Work required — Exclude the images and repeat all remaining entries exactly.

== Segment start ==

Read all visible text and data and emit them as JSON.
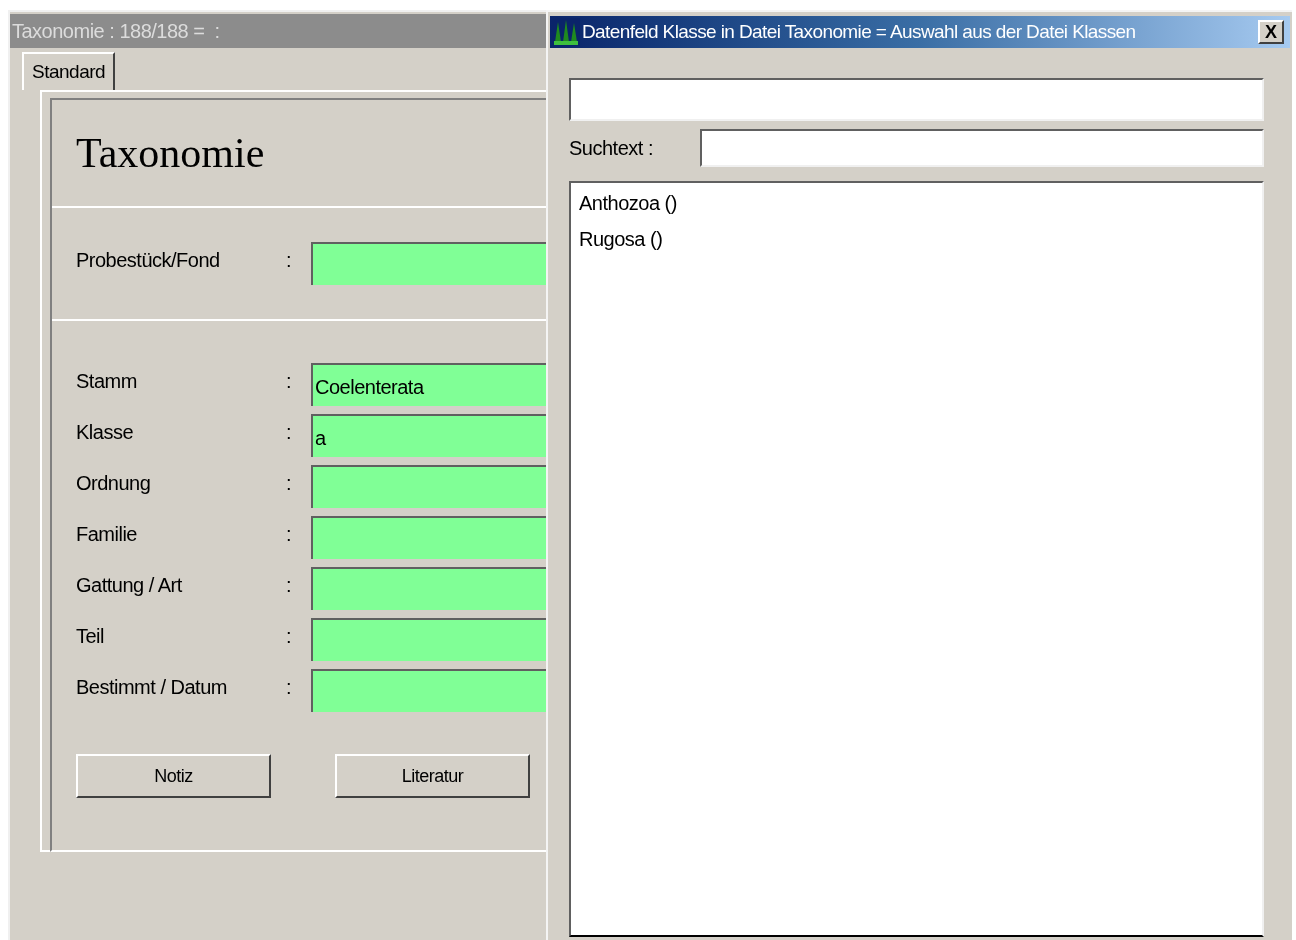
{
  "main_window": {
    "title": "Taxonomie : 188/188 =  :",
    "tabs": [
      {
        "label": "Standard",
        "selected": true
      }
    ],
    "form_title": "Taxonomie",
    "sections": [
      {
        "fields": [
          {
            "label": "Probestück/Fond",
            "colon": ":"
          }
        ]
      },
      {
        "fields": [
          {
            "label": "Stamm",
            "colon": ":",
            "value": "Coelenterata"
          },
          {
            "label": "Klasse",
            "colon": ":",
            "value": "a"
          },
          {
            "label": "Ordnung",
            "colon": ":"
          },
          {
            "label": "Familie",
            "colon": ":"
          },
          {
            "label": "Gattung / Art",
            "colon": ":"
          },
          {
            "label": "Teil",
            "colon": ":"
          },
          {
            "label": "Bestimmt / Datum",
            "colon": ":"
          }
        ]
      }
    ],
    "buttons": [
      "Notiz",
      "Literatur"
    ]
  },
  "dialog": {
    "title": "Datenfeld Klasse in Datei Taxonomie = Auswahl aus der Datei Klassen",
    "close": "X",
    "search_label": "Suchtext :",
    "list_items": [
      "Anthozoa ()",
      "Rugosa ()"
    ]
  }
}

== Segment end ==

Task solution —
Read all visible text and data and emit them as JSON.
{
  "main_window": {
    "title": "Taxonomie : 188/188 =  :",
    "tabs": [
      {
        "label": "Standard",
        "selected": true
      }
    ],
    "form_title": "Taxonomie",
    "sections": [
      {
        "fields": [
          {
            "label": "Probestück/Fond",
            "colon": ":"
          }
        ]
      },
      {
        "fields": [
          {
            "label": "Stamm",
            "colon": ":",
            "value": "Coelenterata"
          },
          {
            "label": "Klasse",
            "colon": ":",
            "value": "a"
          },
          {
            "label": "Ordnung",
            "colon": ":"
          },
          {
            "label": "Familie",
            "colon": ":"
          },
          {
            "label": "Gattung / Art",
            "colon": ":"
          },
          {
            "label": "Teil",
            "colon": ":"
          },
          {
            "label": "Bestimmt / Datum",
            "colon": ":"
          }
        ]
      }
    ],
    "buttons": [
      "Notiz",
      "Literatur"
    ]
  },
  "dialog": {
    "title": "Datenfeld Klasse in Datei Taxonomie = Auswahl aus der Datei Klassen",
    "close": "X",
    "search_label": "Suchtext :",
    "list_items": [
      "Anthozoa ()",
      "Rugosa ()"
    ]
  }
}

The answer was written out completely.